Adversaries may buy, lease, or rent physical servers that can be used during targeting. Use of servers allows an adversary to stage, launch, and execute an operation. During post-compromise activity, adversaries may utilize servers for various tasks, including for Command and Control. Instead of compromising a third-party Server or renting a Virtual Private Server, adversaries may opt to configure and run their own servers in support of operations.

Adversaries may only need a lightweight setup if most of their activities will take place using online infrastructure. Or, they may need to build extensive infrastructure if they want to test, communicate, and control other aspects of their activities on their own systems.[1]

ID: T1583.004
Sub-technique of:  T1583
Platforms: PRE
Version: 1.1
Created: 01 October 2020
Last Modified: 17 October 2021

Procedure Examples

ID Name Description

GALLIUM has used Taiwan-based servers that appear to be exclusive to GALLIUM.[2]

G0141 Gelsemium

Gelsemium has established infrastructure through renting servers at multiple providers worldwide.[3]

G0094 Kimsuky

Kimsuky has purchased hosting servers with virtual currency and prepaid cards.[4]

G0032 Lazarus Group

Lazarus Group has acquired servers to host their malicious tools.[5]

G0034 Sandworm Team

Sandworm Team has leased servers from resellers instead of leasing infrastructure directly from hosting companies to enable its operations.[6]


ID Mitigation Description
M1056 Pre-compromise

This technique cannot be easily mitigated with preventive controls since it is based on behaviors performed outside of the scope of enterprise defenses and controls.


ID Data Source Data Component
DS0035 Internet Scan Response Content
Response Metadata

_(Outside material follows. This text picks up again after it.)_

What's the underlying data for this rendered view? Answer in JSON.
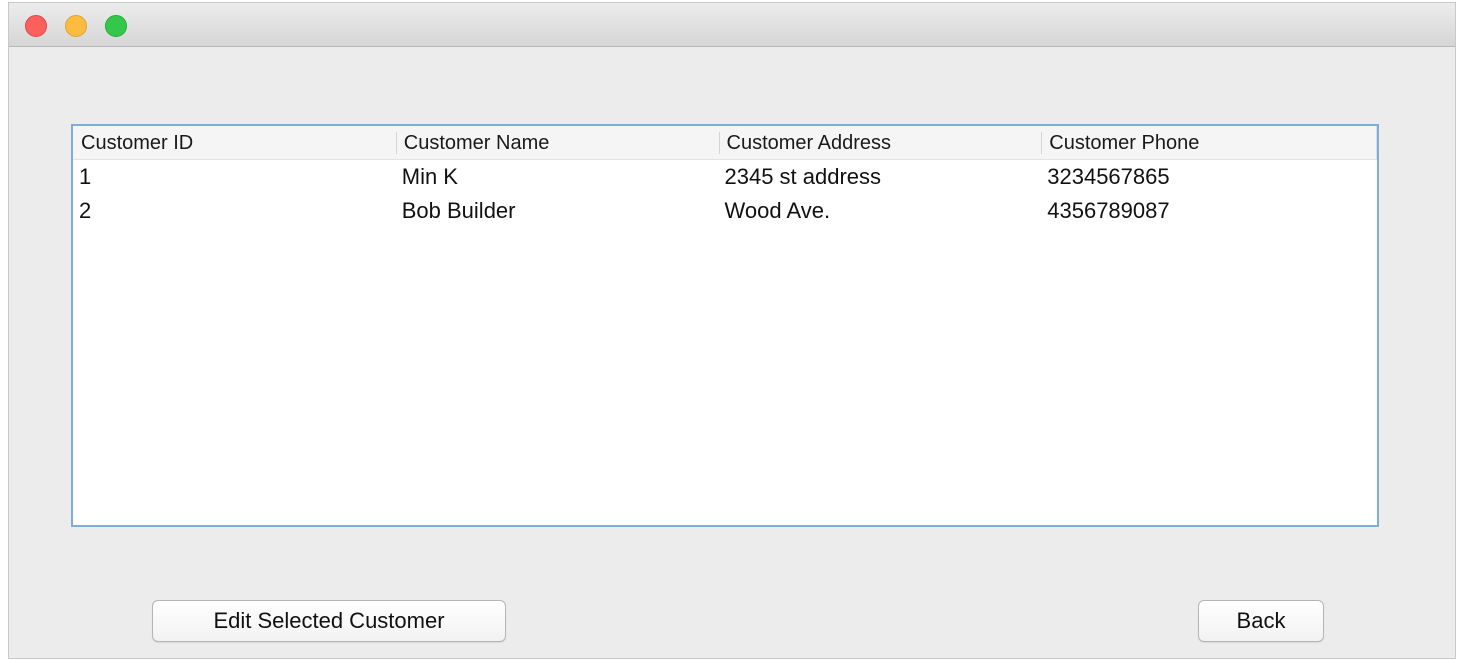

Once adversaries have provisioned a server (ex: for use as a command and control server), internet scans may reveal servers that adversaries have acquired. Consider looking for identifiable patterns such as services listening, certificates in use, SSL/TLS negotiation features, or other response artifacts associated with adversary C2 software.[7][8][9]

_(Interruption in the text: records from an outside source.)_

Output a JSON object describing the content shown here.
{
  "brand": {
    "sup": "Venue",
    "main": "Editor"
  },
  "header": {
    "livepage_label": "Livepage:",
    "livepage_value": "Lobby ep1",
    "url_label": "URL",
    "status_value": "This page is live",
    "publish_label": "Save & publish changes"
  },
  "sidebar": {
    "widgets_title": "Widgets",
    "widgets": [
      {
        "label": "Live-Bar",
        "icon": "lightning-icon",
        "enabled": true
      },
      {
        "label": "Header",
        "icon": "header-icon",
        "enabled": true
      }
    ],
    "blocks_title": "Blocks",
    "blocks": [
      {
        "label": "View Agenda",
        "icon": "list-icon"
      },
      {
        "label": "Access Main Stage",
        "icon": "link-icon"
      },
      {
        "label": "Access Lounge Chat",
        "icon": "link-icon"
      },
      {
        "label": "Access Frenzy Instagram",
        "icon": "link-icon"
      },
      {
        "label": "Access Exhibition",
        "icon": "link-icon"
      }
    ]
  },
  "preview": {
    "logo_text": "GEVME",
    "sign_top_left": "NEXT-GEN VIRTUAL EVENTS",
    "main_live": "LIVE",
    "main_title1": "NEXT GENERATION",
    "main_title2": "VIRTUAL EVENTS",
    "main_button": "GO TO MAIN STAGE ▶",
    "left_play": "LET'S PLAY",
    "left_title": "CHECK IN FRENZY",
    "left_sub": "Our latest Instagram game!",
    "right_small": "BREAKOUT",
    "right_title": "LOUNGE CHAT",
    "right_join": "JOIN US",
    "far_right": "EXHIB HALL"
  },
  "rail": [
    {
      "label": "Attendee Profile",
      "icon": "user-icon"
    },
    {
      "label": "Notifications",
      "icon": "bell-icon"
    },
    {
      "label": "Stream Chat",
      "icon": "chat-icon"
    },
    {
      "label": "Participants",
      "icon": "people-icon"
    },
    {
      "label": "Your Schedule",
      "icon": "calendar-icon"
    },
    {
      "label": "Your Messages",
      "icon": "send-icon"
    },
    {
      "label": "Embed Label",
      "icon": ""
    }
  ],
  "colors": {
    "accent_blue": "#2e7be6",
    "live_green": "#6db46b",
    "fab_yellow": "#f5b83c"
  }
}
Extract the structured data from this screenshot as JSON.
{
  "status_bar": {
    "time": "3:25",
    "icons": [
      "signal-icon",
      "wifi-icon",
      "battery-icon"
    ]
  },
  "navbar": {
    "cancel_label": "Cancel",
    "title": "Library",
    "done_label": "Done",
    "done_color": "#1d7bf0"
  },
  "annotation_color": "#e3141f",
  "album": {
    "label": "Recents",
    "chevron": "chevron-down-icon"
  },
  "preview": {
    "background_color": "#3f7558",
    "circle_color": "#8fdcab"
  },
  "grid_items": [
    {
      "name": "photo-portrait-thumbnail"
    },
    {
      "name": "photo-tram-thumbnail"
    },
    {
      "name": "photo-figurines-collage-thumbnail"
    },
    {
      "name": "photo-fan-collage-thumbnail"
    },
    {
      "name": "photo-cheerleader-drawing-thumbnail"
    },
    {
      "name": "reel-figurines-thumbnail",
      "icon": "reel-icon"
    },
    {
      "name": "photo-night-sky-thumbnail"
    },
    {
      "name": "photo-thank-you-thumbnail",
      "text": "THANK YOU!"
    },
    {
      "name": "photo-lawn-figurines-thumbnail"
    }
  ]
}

Much of this activity will take place outside the visibility of the target organization, making detection of this behavior difficult. Detection efforts may be focused on related stages of the adversary lifecycle, such as during Command and Control.